## Activity
Please copy out every line in the entries that includes the word "checked".

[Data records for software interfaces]
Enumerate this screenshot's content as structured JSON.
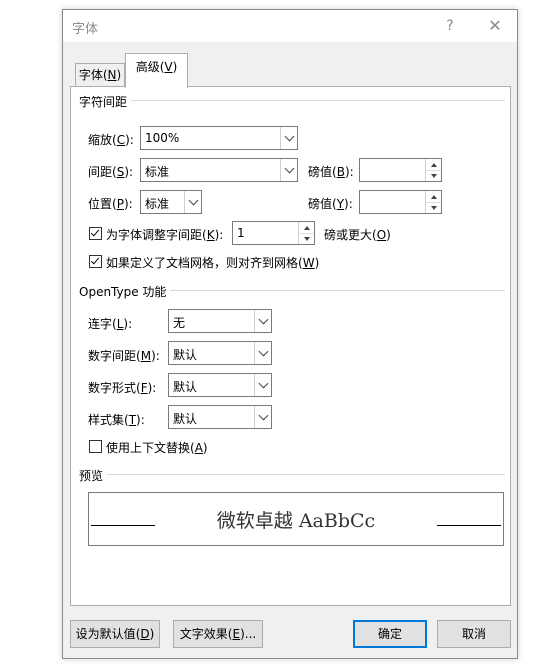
{
  "title": "字体",
  "titlebar": {
    "help": "?",
    "close": "✕"
  },
  "tabs": [
    {
      "label": "字体",
      "key": "N"
    },
    {
      "label": "高级",
      "key": "V"
    }
  ],
  "char_spacing": {
    "group_label": "字符间距",
    "scale": {
      "label": "缩放",
      "key": "C",
      "value": "100%"
    },
    "spacing": {
      "label": "间距",
      "key": "S",
      "value": "标准",
      "by_label": "磅值",
      "by_key": "B",
      "by_value": ""
    },
    "position": {
      "label": "位置",
      "key": "P",
      "value": "标准",
      "by_label": "磅值",
      "by_key": "Y",
      "by_value": ""
    },
    "kerning": {
      "label": "为字体调整字间距",
      "key": "K",
      "checked": true,
      "value": "1",
      "suffix": "磅或更大",
      "suffix_key": "O"
    },
    "snap_grid": {
      "label": "如果定义了文档网格，则对齐到网格",
      "key": "W",
      "checked": true
    }
  },
  "opentype": {
    "group_label": "OpenType 功能",
    "ligatures": {
      "label": "连字",
      "key": "L",
      "value": "无"
    },
    "number_spacing": {
      "label": "数字间距",
      "key": "M",
      "value": "默认"
    },
    "number_forms": {
      "label": "数字形式",
      "key": "F",
      "value": "默认"
    },
    "stylistic_sets": {
      "label": "样式集",
      "key": "T",
      "value": "默认"
    },
    "contextual": {
      "label": "使用上下文替换",
      "key": "A",
      "checked": false
    }
  },
  "preview": {
    "group_label": "预览",
    "text": "微软卓越  AaBbCc"
  },
  "buttons": {
    "set_default": {
      "label": "设为默认值",
      "key": "D"
    },
    "text_effects": {
      "label": "文字效果",
      "key": "E",
      "suffix": "..."
    },
    "ok": "确定",
    "cancel": "取消"
  },
  "colors": {
    "accent": "#0078d7",
    "dialog_bg": "#f0f0f0",
    "panel_bg": "#ffffff"
  }
}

## Task response
      "checked": true,
      "checked": true
      "checked": false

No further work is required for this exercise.